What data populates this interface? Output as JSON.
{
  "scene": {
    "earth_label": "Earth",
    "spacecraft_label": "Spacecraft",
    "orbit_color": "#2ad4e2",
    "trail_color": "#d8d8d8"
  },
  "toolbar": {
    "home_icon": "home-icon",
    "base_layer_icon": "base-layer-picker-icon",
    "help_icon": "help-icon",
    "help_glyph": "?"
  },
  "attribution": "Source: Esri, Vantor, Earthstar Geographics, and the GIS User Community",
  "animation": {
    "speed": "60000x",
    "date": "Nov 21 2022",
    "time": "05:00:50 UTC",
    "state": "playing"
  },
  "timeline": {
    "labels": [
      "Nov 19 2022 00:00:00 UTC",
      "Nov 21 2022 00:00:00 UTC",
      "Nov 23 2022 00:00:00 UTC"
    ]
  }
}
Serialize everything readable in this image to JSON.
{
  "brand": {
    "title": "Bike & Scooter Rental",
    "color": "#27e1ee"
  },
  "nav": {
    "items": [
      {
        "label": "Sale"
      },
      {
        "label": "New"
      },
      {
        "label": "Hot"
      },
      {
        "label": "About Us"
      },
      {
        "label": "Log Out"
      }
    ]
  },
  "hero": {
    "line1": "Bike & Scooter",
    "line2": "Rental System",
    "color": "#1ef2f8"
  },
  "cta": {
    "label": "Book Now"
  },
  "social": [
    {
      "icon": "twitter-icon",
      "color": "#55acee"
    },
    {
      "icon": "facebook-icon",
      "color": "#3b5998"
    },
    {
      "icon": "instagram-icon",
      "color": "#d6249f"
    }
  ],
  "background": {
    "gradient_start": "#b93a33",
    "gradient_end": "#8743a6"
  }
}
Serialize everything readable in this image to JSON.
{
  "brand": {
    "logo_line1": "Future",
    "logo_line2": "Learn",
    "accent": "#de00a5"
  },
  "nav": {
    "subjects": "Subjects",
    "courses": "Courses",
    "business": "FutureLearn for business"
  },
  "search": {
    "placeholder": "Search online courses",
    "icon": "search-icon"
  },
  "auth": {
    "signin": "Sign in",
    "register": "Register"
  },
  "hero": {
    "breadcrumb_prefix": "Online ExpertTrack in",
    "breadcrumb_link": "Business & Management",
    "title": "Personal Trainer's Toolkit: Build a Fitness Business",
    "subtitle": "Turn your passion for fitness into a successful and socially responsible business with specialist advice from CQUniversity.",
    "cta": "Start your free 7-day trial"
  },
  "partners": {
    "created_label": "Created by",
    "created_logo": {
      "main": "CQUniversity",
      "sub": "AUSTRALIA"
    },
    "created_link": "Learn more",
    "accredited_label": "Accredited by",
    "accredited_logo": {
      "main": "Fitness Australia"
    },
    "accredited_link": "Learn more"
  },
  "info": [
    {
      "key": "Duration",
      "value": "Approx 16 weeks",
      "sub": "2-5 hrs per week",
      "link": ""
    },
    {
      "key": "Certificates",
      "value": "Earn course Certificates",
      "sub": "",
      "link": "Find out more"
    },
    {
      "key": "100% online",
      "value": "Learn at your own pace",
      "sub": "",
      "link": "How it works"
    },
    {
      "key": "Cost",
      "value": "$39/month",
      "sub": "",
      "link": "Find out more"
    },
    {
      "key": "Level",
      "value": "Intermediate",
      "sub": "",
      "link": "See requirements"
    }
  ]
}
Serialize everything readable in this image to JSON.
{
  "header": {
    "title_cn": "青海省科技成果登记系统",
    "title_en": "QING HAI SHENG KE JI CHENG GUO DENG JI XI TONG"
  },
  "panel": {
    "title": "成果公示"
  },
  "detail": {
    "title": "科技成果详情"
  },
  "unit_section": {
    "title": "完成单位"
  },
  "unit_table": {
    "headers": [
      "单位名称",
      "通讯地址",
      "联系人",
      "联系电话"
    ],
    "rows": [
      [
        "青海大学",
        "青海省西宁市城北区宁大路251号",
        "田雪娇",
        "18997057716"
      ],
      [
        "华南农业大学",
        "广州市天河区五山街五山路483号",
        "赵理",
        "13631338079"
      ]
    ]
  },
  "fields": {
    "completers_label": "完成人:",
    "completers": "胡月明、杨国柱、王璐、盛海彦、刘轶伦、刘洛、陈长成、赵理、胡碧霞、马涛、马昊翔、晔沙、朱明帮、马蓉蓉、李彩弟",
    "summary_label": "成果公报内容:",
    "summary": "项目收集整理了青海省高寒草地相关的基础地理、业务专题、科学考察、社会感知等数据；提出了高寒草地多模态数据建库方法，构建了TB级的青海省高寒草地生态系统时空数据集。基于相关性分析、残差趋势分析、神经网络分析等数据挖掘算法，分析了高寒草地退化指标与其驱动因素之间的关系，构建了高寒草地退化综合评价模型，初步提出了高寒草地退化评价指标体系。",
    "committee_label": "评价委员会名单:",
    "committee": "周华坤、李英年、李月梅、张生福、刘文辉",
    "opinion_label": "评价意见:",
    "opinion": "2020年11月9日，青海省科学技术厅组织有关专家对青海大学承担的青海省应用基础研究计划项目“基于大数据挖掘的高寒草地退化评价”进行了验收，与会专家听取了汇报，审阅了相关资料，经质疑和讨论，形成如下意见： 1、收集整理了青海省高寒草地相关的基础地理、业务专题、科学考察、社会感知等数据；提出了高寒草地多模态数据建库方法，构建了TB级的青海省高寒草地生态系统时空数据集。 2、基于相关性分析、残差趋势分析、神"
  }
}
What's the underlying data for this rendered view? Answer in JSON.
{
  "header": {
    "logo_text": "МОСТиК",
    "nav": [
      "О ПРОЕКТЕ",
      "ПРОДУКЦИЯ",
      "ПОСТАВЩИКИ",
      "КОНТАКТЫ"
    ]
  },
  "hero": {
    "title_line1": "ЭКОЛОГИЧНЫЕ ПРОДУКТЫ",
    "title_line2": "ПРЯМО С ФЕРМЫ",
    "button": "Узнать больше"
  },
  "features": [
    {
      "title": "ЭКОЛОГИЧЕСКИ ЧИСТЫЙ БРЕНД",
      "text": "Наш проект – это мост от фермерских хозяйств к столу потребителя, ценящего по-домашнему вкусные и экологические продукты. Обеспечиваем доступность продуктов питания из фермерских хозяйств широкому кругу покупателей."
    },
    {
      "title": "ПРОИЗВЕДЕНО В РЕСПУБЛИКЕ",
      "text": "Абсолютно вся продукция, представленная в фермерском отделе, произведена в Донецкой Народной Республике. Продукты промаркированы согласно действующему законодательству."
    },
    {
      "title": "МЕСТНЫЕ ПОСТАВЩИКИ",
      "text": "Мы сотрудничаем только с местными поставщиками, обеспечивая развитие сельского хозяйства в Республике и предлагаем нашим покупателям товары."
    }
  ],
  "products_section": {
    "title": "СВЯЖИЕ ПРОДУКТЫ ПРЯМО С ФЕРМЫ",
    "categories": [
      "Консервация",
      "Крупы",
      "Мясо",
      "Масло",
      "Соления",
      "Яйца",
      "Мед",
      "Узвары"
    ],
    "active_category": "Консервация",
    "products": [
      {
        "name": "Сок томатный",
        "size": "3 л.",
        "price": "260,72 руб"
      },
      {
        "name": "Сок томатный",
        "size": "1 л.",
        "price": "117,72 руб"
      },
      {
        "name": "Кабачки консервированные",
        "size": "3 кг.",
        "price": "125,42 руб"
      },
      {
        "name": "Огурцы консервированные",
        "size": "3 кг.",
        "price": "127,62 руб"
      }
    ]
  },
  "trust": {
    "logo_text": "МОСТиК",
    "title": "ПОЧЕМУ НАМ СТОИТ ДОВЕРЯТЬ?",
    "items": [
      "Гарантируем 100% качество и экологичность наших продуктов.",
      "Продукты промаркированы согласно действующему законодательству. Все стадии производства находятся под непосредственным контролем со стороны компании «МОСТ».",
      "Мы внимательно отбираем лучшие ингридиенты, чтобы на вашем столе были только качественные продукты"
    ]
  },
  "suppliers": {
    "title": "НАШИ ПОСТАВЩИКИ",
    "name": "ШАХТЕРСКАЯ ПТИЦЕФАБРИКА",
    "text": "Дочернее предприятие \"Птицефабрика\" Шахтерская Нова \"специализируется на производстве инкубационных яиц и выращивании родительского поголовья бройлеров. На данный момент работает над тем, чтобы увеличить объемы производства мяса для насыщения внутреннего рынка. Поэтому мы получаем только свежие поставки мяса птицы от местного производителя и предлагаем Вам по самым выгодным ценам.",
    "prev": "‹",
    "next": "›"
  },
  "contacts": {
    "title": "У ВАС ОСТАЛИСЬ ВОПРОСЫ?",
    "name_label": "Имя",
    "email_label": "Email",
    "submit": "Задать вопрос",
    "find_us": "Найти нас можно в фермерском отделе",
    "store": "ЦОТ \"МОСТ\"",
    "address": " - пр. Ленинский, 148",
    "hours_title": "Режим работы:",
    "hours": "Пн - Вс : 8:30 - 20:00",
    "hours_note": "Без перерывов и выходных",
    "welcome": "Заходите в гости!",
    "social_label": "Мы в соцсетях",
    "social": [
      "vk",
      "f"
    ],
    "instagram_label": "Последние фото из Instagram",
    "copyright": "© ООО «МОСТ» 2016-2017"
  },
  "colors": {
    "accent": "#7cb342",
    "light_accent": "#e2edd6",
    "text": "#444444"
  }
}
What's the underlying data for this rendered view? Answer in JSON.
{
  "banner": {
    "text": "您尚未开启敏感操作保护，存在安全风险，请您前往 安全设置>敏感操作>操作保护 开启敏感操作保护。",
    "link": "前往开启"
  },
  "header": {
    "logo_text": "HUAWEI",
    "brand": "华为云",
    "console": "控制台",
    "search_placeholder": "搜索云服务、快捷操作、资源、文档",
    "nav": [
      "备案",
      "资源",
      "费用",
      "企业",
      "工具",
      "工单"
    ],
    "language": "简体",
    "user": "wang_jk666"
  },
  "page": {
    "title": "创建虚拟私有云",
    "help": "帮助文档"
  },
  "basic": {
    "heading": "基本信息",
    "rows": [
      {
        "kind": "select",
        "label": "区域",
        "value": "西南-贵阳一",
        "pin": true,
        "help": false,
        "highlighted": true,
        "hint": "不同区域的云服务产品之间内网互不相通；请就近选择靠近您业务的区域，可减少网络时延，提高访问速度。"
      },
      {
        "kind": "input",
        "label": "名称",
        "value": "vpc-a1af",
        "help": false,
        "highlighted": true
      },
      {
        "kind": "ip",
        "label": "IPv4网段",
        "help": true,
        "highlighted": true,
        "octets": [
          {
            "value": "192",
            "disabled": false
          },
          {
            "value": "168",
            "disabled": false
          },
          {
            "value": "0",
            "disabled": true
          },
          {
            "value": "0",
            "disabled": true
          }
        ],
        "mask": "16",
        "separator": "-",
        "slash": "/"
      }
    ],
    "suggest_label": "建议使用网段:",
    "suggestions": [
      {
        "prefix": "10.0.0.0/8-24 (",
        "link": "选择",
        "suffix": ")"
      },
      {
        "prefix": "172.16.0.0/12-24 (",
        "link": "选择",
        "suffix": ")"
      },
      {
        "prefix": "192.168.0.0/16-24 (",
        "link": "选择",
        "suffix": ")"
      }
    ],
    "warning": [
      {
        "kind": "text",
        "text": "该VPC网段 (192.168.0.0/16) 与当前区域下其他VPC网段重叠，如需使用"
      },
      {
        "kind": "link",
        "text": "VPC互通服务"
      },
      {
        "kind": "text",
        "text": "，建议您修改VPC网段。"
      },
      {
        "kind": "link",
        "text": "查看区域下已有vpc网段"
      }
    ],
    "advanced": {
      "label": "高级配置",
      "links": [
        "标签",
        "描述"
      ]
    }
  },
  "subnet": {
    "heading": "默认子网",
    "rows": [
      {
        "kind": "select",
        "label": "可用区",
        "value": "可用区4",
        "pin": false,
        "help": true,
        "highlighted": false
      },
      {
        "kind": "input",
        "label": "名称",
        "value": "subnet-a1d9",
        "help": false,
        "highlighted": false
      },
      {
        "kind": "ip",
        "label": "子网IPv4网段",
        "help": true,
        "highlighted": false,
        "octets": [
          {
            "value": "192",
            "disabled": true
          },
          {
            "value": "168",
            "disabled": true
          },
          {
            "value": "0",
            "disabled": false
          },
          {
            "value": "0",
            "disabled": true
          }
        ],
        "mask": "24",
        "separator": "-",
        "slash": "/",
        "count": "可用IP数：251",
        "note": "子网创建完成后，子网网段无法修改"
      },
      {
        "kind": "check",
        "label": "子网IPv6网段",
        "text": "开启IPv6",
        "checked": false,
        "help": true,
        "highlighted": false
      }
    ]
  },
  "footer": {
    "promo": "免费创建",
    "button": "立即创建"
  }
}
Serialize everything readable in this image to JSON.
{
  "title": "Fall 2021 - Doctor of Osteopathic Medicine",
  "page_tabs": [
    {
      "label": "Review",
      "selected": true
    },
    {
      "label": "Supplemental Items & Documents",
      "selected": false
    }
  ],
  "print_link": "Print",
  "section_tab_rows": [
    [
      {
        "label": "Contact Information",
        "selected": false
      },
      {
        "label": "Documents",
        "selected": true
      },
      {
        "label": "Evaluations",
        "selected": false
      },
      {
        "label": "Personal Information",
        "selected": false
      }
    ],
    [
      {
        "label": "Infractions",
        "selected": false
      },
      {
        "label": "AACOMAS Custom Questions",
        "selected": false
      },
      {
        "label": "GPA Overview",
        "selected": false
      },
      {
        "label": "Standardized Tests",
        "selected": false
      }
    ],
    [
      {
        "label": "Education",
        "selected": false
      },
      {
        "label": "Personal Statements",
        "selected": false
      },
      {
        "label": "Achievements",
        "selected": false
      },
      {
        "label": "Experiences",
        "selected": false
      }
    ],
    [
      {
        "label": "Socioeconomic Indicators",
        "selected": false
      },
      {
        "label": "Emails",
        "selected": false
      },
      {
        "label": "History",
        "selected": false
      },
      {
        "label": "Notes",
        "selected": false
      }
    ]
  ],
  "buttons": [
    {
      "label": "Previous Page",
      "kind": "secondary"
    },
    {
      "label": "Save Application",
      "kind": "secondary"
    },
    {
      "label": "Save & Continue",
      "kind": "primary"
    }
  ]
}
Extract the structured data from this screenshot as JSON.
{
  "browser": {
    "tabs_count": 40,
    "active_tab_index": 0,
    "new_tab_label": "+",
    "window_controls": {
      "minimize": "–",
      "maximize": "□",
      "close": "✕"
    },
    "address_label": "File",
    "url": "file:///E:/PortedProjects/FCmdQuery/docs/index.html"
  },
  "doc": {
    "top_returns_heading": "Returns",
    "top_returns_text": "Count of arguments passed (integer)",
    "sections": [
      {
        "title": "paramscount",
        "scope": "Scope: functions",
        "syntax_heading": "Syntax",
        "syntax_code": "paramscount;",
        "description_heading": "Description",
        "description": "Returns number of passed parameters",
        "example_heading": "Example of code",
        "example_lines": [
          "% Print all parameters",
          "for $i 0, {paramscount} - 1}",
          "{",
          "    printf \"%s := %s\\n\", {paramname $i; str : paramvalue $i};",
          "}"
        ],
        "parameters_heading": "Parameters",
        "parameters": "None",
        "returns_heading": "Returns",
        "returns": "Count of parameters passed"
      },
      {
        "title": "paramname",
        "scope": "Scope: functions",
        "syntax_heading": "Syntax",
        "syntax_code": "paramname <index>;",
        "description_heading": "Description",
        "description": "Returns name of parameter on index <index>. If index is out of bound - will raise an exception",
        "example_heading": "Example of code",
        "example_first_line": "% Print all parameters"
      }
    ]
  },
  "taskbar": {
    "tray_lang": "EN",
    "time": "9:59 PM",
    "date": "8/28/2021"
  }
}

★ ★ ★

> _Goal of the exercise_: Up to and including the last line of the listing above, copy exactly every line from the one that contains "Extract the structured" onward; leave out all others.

> _Problem solution_:
Extract the structured data from this screenshot as JSON.
{
  "browser": {
    "tabs_count": 40,
    "active_tab_index": 0,
    "new_tab_label": "+",
    "window_controls": {
      "minimize": "–",
      "maximize": "□",
      "close": "✕"
    },
    "address_label": "File",
    "url": "file:///E:/PortedProjects/FCmdQuery/docs/index.html"
  },
  "doc": {
    "top_returns_heading": "Returns",
    "top_returns_text": "Count of arguments passed (integer)",
    "sections": [
      {
        "title": "paramscount",
        "scope": "Scope: functions",
        "syntax_heading": "Syntax",
        "syntax_code": "paramscount;",
        "description_heading": "Description",
        "description": "Returns number of passed parameters",
        "example_heading": "Example of code",
        "example_lines": [
          "% Print all parameters",
          "for $i 0, {paramscount} - 1}",
          "{",
          "    printf \"%s := %s\\n\", {paramname $i; str : paramvalue $i};",
          "}"
        ],
        "parameters_heading": "Parameters",
        "parameters": "None",
        "returns_heading": "Returns",
        "returns": "Count of parameters passed"
      },
      {
        "title": "paramname",
        "scope": "Scope: functions",
        "syntax_heading": "Syntax",
        "syntax_code": "paramname <index>;",
        "description_heading": "Description",
        "description": "Returns name of parameter on index <index>. If index is out of bound - will raise an exception",
        "example_heading": "Example of code",
        "example_first_line": "% Print all parameters"
      }
    ]
  },
  "taskbar": {
    "tray_lang": "EN",
    "time": "9:59 PM",
    "date": "8/28/2021"
  }
}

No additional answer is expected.